The Small Glories – Oct. 11, The Rogue Folk Club, Vancouver
It’s hard for me to imagine how anyone could not love The Small Glories. Even harder to imagine is seeing them live and not falling head over heels for the powerhouse/high-energy duo that is Cara Luft and J.D. Edwards. The musicianship, the songs, the stage banter, and most of all, the sound of their two voices together is undeniably entertaining. Although not siblings or romantic partners, they’ve got that “rub” (as my friend and colleague Wendy Waldman calls it) that duos like The Everly Brothers or The Civil Wars had.
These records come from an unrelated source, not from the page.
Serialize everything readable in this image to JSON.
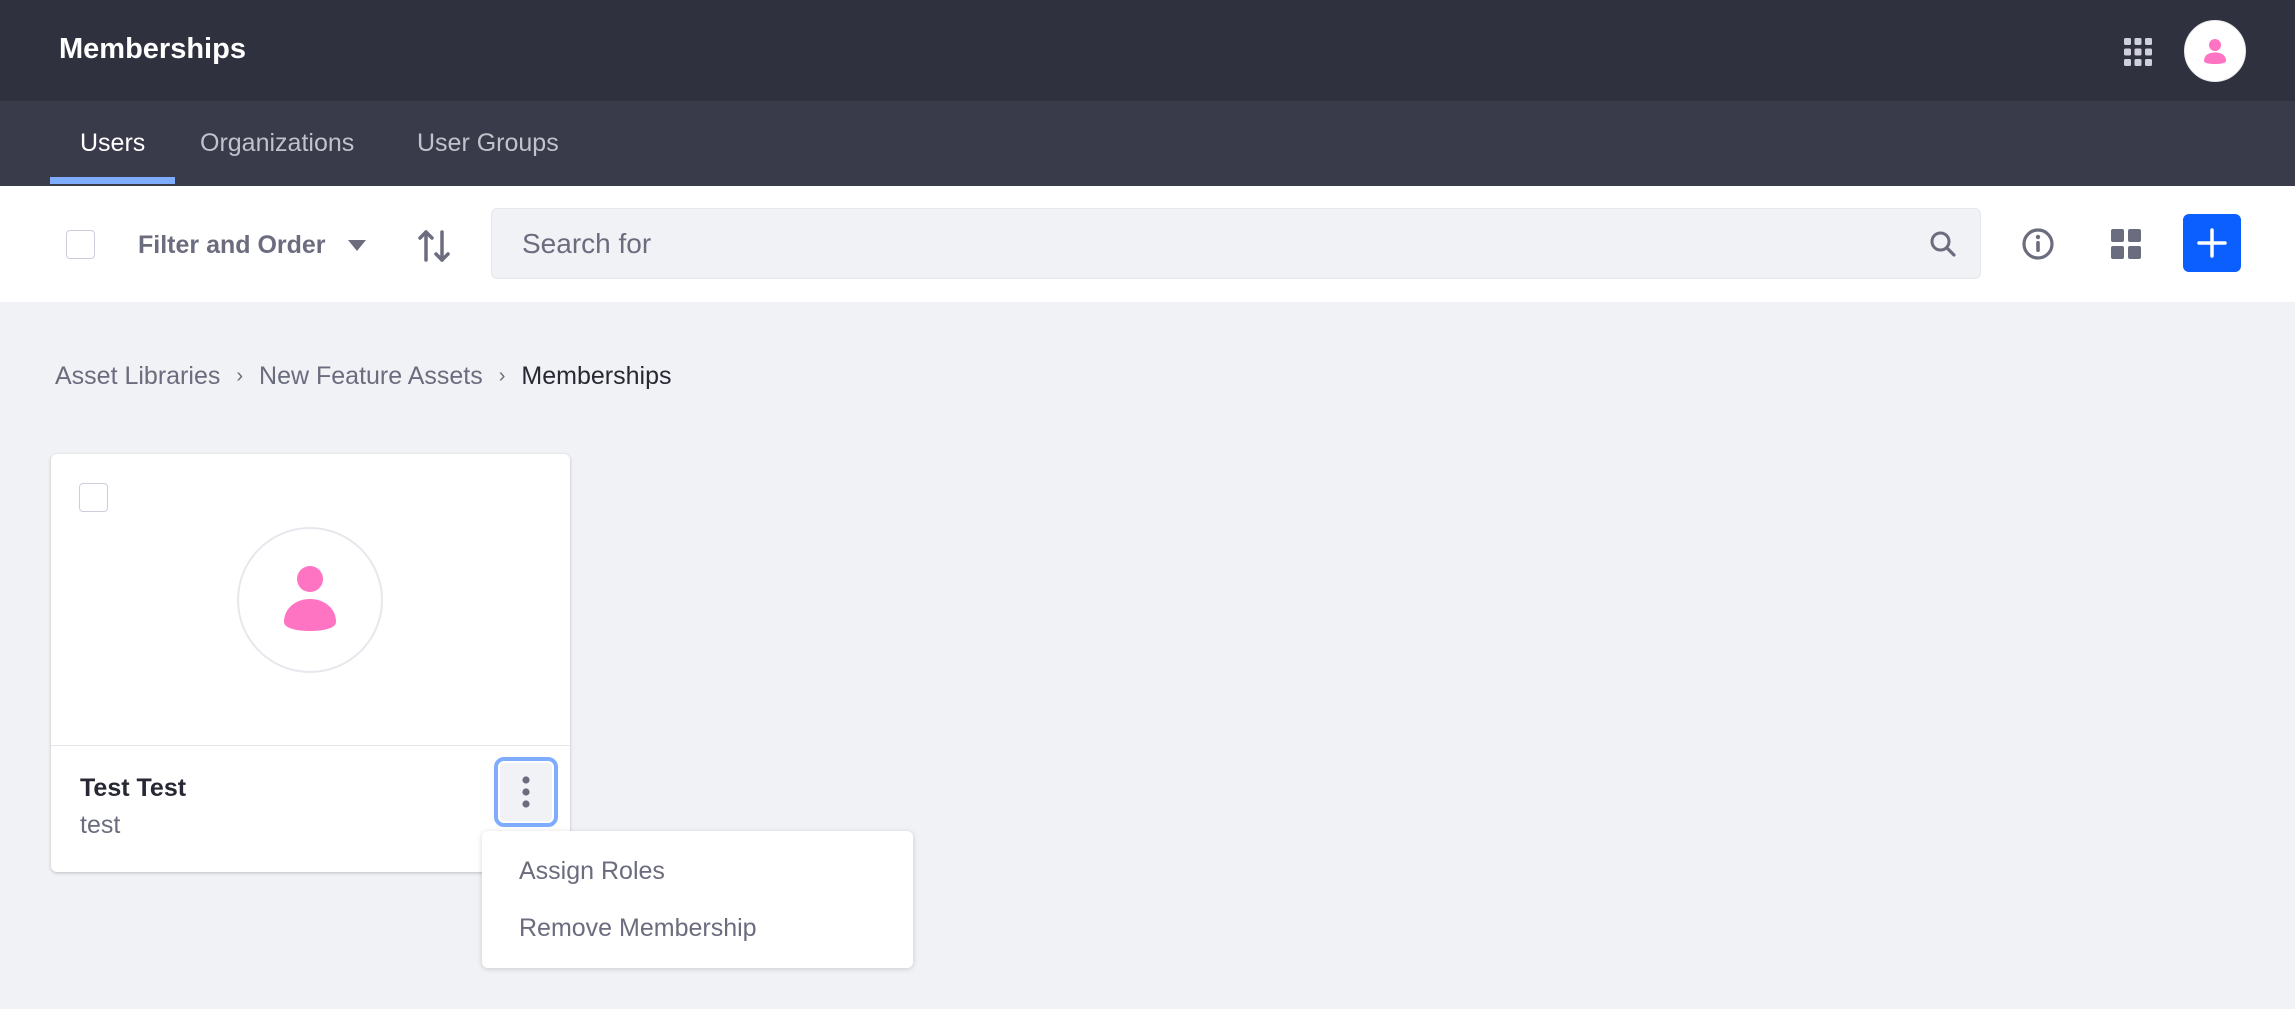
{
  "header": {
    "title": "Memberships",
    "apps_icon": "grid-3x3-icon",
    "user_avatar_icon": "user-icon"
  },
  "nav": {
    "tabs": [
      {
        "label": "Users",
        "active": true
      },
      {
        "label": "Organizations",
        "active": false
      },
      {
        "label": "User Groups",
        "active": false
      }
    ]
  },
  "toolbar": {
    "filter_label": "Filter and Order",
    "search_placeholder": "Search for",
    "search_value": "",
    "icons": {
      "sort": "order-arrows-icon",
      "search": "search-icon",
      "info": "info-circle-icon",
      "view": "cards-view-icon",
      "add": "plus-icon"
    }
  },
  "breadcrumb": {
    "items": [
      {
        "label": "Asset Libraries"
      },
      {
        "label": "New Feature Assets"
      },
      {
        "label": "Memberships"
      }
    ]
  },
  "cards": [
    {
      "title": "Test Test",
      "subtitle": "test",
      "checked": false
    }
  ],
  "dropdown": {
    "items": [
      {
        "label": "Assign Roles"
      },
      {
        "label": "Remove Membership"
      }
    ]
  },
  "colors": {
    "topbar": "#30313f",
    "navbar": "#393a4a",
    "active_tab_indicator": "#80acff",
    "primary": "#0b5fff",
    "avatar_icon": "#ff73c3",
    "muted_text": "#6b6c7e"
  }
}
The variety of vocal possibilities is endless with these two: Cara solo, J.D. solo, Cara harmonizing above J.D. and sometimes under (and often many of these varieties in one song), and when they join into a unison, it’s a “togetherness” you can actually feel. They each have different vocal styles (melismas, slides, dynamic approaches), but that only adds to the magic of their harmonies.
The first set was mainly songs from their latest album, Assiniboine (“a-sinna- boyne”) & the Red (two rivers in western Canada), a collection of 10 songs written at a songwriting retreat where they collaborated with James Keelahaghan, Catherine MacLellan, Lynn Miles and others. The second set included a variety of new and older songs from previous albums, Wondrous Traveler, covers and more. Cara plays clawhammer banjo and guitar in a “seemingly” basic manner, but the subtleties she adds can only come from a musician who is completely in charge of her instruments. J.D. pays guitar and harmonica and is equally as proficient. The combinations of different instruments also add to the variety of sounds a duo is usually capable of. Their sound is Appalachian meets contemporary singer-songwriter, traditional sounding but with unexpected chords and melodies. It would be difficult to single out specific songs because frankly, they were all great. A personal favorite was an older song of theirs, “You’re No Friend of Mine” (from their debut EP). Other audience favorites were “Johnson Slide,” “Pieces of Me,” a great cover of the Zeppelin/Bert Jansch “Black Waterside,” “Alberta” (a ballad that turns into a hoe-down), “Time Wanders On” (more instrumental solos please!) and the encore, “Way Over Yonder in a Minor Key.”
Do they talk a lot between songs? Some might say yes. Did I mention they are funny as hell? Personally, if I’m laughing, they can talk all they want. After all, they played around 16 songs so there was plenty of music. And these days, I’ll take any opportunity to spend a few hours in the company of great music and stories. It’s obvious this band has been offering audiences exactly this hundreds of times. Rock on Small Glories!